TALLINN, May 1 (RIA Novosti) - Estonia's Defense Ministry said Tuesday it had invited the visiting Russian lawmakers to attend the celebrations of the Allied Coalition's victory over Nazi Germany in the Baltic state May 8.

Defense Ministry Secretary General Lauri Almann received members of the Russian State Duma, the lower house of parliament, to brief them on progress in the exhumation of the remains of Soviet soldiers in the WW II memorial in central Tallinn.

The exhumation and the removal of a statue to Russian soldiers who fought against Nazis in 1941-1945 triggered violent protests largely among Russian-speakers and acts of vandalism in the Estonian capital last week. One man was killed, over 150 people were injured in clashes with police, and more than 1,000 were arrested.

Almann said excavation work at the memorial would be completed in June and the remains would be reburied at the military cemetery on the capital's outskirts, where the bronze statue was re-erected Monday, with military honors.

The Russian lawmakers said earlier Tuesday Estonian authorities had barred them from visiting the site, while on Monday the leader of the delegation demanded the government's resignation over failure to predict the consequences of the move.

People have flocked to the cemetery to lay flowers to the Bronze Soldier. Several dozen police are monitoring the situation.

Hundreds of people have gathered near the Russian Culture Center in Tallinn to demand Prime Minister Andrus Ansip's resignation despite an official ban on rallies in the capital and its environs until May 11. No incidents have been reported so far.

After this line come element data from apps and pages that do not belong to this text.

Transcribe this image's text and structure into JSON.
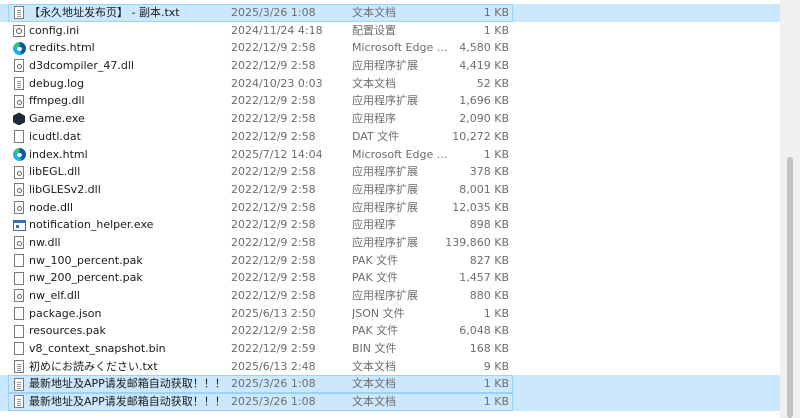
{
  "files": [
    {
      "name": "【永久地址发布页】 - 副本.txt",
      "date": "2025/3/26 1:08",
      "type": "文本文档",
      "size": "1 KB",
      "icon": "text-file-icon",
      "selected": true
    },
    {
      "name": "config.ini",
      "date": "2024/11/24 4:18",
      "type": "配置设置",
      "size": "1 KB",
      "icon": "config-file-icon",
      "selected": false
    },
    {
      "name": "credits.html",
      "date": "2022/12/9 2:58",
      "type": "Microsoft Edge ...",
      "size": "4,580 KB",
      "icon": "edge-icon",
      "selected": false
    },
    {
      "name": "d3dcompiler_47.dll",
      "date": "2022/12/9 2:58",
      "type": "应用程序扩展",
      "size": "4,419 KB",
      "icon": "dll-file-icon",
      "selected": false
    },
    {
      "name": "debug.log",
      "date": "2024/10/23 0:03",
      "type": "文本文档",
      "size": "52 KB",
      "icon": "text-file-icon",
      "selected": false
    },
    {
      "name": "ffmpeg.dll",
      "date": "2022/12/9 2:58",
      "type": "应用程序扩展",
      "size": "1,696 KB",
      "icon": "dll-file-icon",
      "selected": false
    },
    {
      "name": "Game.exe",
      "date": "2022/12/9 2:58",
      "type": "应用程序",
      "size": "2,090 KB",
      "icon": "game-exe-icon",
      "selected": false
    },
    {
      "name": "icudtl.dat",
      "date": "2022/12/9 2:58",
      "type": "DAT 文件",
      "size": "10,272 KB",
      "icon": "blank-file-icon",
      "selected": false
    },
    {
      "name": "index.html",
      "date": "2025/7/12 14:04",
      "type": "Microsoft Edge ...",
      "size": "1 KB",
      "icon": "edge-icon",
      "selected": false
    },
    {
      "name": "libEGL.dll",
      "date": "2022/12/9 2:58",
      "type": "应用程序扩展",
      "size": "378 KB",
      "icon": "dll-file-icon",
      "selected": false
    },
    {
      "name": "libGLESv2.dll",
      "date": "2022/12/9 2:58",
      "type": "应用程序扩展",
      "size": "8,001 KB",
      "icon": "dll-file-icon",
      "selected": false
    },
    {
      "name": "node.dll",
      "date": "2022/12/9 2:58",
      "type": "应用程序扩展",
      "size": "12,035 KB",
      "icon": "dll-file-icon",
      "selected": false
    },
    {
      "name": "notification_helper.exe",
      "date": "2022/12/9 2:58",
      "type": "应用程序",
      "size": "898 KB",
      "icon": "app-exe-icon",
      "selected": false
    },
    {
      "name": "nw.dll",
      "date": "2022/12/9 2:58",
      "type": "应用程序扩展",
      "size": "139,860 KB",
      "icon": "dll-file-icon",
      "selected": false
    },
    {
      "name": "nw_100_percent.pak",
      "date": "2022/12/9 2:58",
      "type": "PAK 文件",
      "size": "827 KB",
      "icon": "blank-file-icon",
      "selected": false
    },
    {
      "name": "nw_200_percent.pak",
      "date": "2022/12/9 2:58",
      "type": "PAK 文件",
      "size": "1,457 KB",
      "icon": "blank-file-icon",
      "selected": false
    },
    {
      "name": "nw_elf.dll",
      "date": "2022/12/9 2:58",
      "type": "应用程序扩展",
      "size": "880 KB",
      "icon": "dll-file-icon",
      "selected": false
    },
    {
      "name": "package.json",
      "date": "2025/6/13 2:50",
      "type": "JSON 文件",
      "size": "1 KB",
      "icon": "blank-file-icon",
      "selected": false
    },
    {
      "name": "resources.pak",
      "date": "2022/12/9 2:58",
      "type": "PAK 文件",
      "size": "6,048 KB",
      "icon": "blank-file-icon",
      "selected": false
    },
    {
      "name": "v8_context_snapshot.bin",
      "date": "2022/12/9 2:59",
      "type": "BIN 文件",
      "size": "168 KB",
      "icon": "blank-file-icon",
      "selected": false
    },
    {
      "name": "初めにお読みください.txt",
      "date": "2025/6/13 2:48",
      "type": "文本文档",
      "size": "9 KB",
      "icon": "text-file-icon",
      "selected": false
    },
    {
      "name": "最新地址及APP请发邮箱自动获取！！！...",
      "date": "2025/3/26 1:08",
      "type": "文本文档",
      "size": "1 KB",
      "icon": "text-file-icon",
      "selected": true
    },
    {
      "name": "最新地址及APP请发邮箱自动获取！！！...",
      "date": "2025/3/26 1:08",
      "type": "文本文档",
      "size": "1 KB",
      "icon": "text-file-icon",
      "selected": true
    }
  ],
  "colors": {
    "selection": "#cce8ff",
    "selection_border": "#99d1ff",
    "secondary_text": "#6d6d6d"
  }
}
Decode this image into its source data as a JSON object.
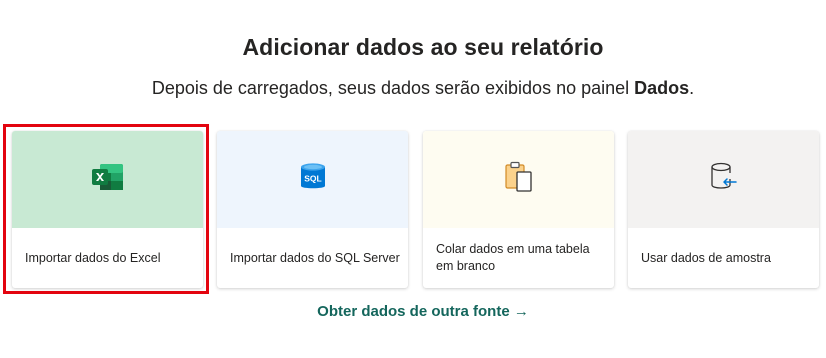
{
  "header": {
    "title": "Adicionar dados ao seu relatório",
    "subtitle_prefix": "Depois de carregados, seus dados serão exibidos no painel ",
    "subtitle_bold": "Dados",
    "subtitle_suffix": "."
  },
  "cards": [
    {
      "label": "Importar dados do Excel",
      "icon": "excel-icon",
      "selected": true,
      "thumb_color": "#c8e9d3"
    },
    {
      "label": "Importar dados do SQL Server",
      "icon": "sql-server-icon",
      "icon_text": "SQL",
      "thumb_color": "#eef5fd"
    },
    {
      "label": "Colar dados em uma tabela em branco",
      "icon": "paste-icon",
      "thumb_color": "#fefcf1"
    },
    {
      "label": "Usar dados de amostra",
      "icon": "sample-data-icon",
      "thumb_color": "#f3f2f1"
    }
  ],
  "footer": {
    "other_source_link": "Obter dados de outra fonte",
    "arrow": "→"
  },
  "colors": {
    "link": "#14665c",
    "highlight": "#e3040f"
  }
}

About 150 activists of Russia's pro-Kremlin Nashi (Ours) youth organization are continuing a picket of the Estonian embassy in Moscow.

The monument reminds many Estonians of what they call the Soviet occupation, but Moscow and ethnic Russians in Estonia revere it as memory of Russian liberators who died in the war with Nazis.

The dispute has strained relations between Moscow and Tallinn, with the former accusing the ex-Soviet state of encouraging Nazi sentiments and pursuing discriminatory policy against ethnic Russians.